This tip is pretty obvious and straightforward, but still important. If you're not fully awake or on your A game, you could get thrown off and end up walking out having accepted a low salary. The best way to negotiate is with a clear mind. Just focus on what you want and that you know you deserve it. Oh, and get a good night's sleep, too.
7. Ask questions about the job.
With any interview, it's important to fully understand the job you're going into (or hoping to go into). You might find out, after asking questions about the job description and the company, that the job you're applying for is just not a good fit. It's important to find out these things before getting into negotiations so you can avoid the trouble if need be.
8. Don't let your emotions get ahead of you.
During the interview, you might be thrown off by the number that your (future) employer offers. It may be way too low and it may question your value as an employee. Don't. Let. This. Happen. If you let your emotions get in the way of your main goal, you won't take the steps needed to get there. Besides, if the employer seems to have a personal issue (or sexist issue) with you, then you probably shouldn't work for them anyways.
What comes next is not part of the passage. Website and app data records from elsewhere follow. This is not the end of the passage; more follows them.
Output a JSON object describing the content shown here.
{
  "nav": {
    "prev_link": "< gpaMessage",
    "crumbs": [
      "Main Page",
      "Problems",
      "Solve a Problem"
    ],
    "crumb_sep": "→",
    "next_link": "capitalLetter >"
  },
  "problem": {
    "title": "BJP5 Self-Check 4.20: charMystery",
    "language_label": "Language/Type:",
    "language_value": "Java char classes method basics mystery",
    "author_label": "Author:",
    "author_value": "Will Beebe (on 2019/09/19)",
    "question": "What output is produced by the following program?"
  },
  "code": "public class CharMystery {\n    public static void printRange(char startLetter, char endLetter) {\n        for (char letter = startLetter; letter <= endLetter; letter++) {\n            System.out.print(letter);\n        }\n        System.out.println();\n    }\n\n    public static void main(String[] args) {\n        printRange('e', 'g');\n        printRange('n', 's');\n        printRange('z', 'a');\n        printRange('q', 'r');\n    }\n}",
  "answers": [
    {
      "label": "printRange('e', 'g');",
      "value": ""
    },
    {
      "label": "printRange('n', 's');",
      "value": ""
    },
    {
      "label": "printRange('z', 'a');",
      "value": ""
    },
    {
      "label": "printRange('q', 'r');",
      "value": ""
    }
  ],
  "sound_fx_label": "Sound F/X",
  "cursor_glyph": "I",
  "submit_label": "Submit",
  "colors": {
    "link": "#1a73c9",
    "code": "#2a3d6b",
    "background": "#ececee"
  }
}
9. Don't get personal.
When it comes to negotiations, it's important not to bring your personal life into the discussion. Mentioning that your mother is very old and sick or you just had your second child is NOT the thing you want to be saying when someones looking to assign a dollar amount to you. Well it seems problematic and it's definitely sexist, that's just the way things are. Employers, both men and women, are likely to offer lower salaries to women who are married (because they are expected to have kids soon) or have people to take care of. Just don't mention anything personal and it will only help to increase your image as a career woman, which you probably are if you're reading this.
10. Be ready to walk away if needed.
Now remember, even after reading all of these tips and going through negotiations, if you're still not being offered enough pay, you can walk away. It's that easy and simple. You know your value and if you're not going to be well-compensated for it, then just leave. You'll find somewhere else that is willing to pay you more.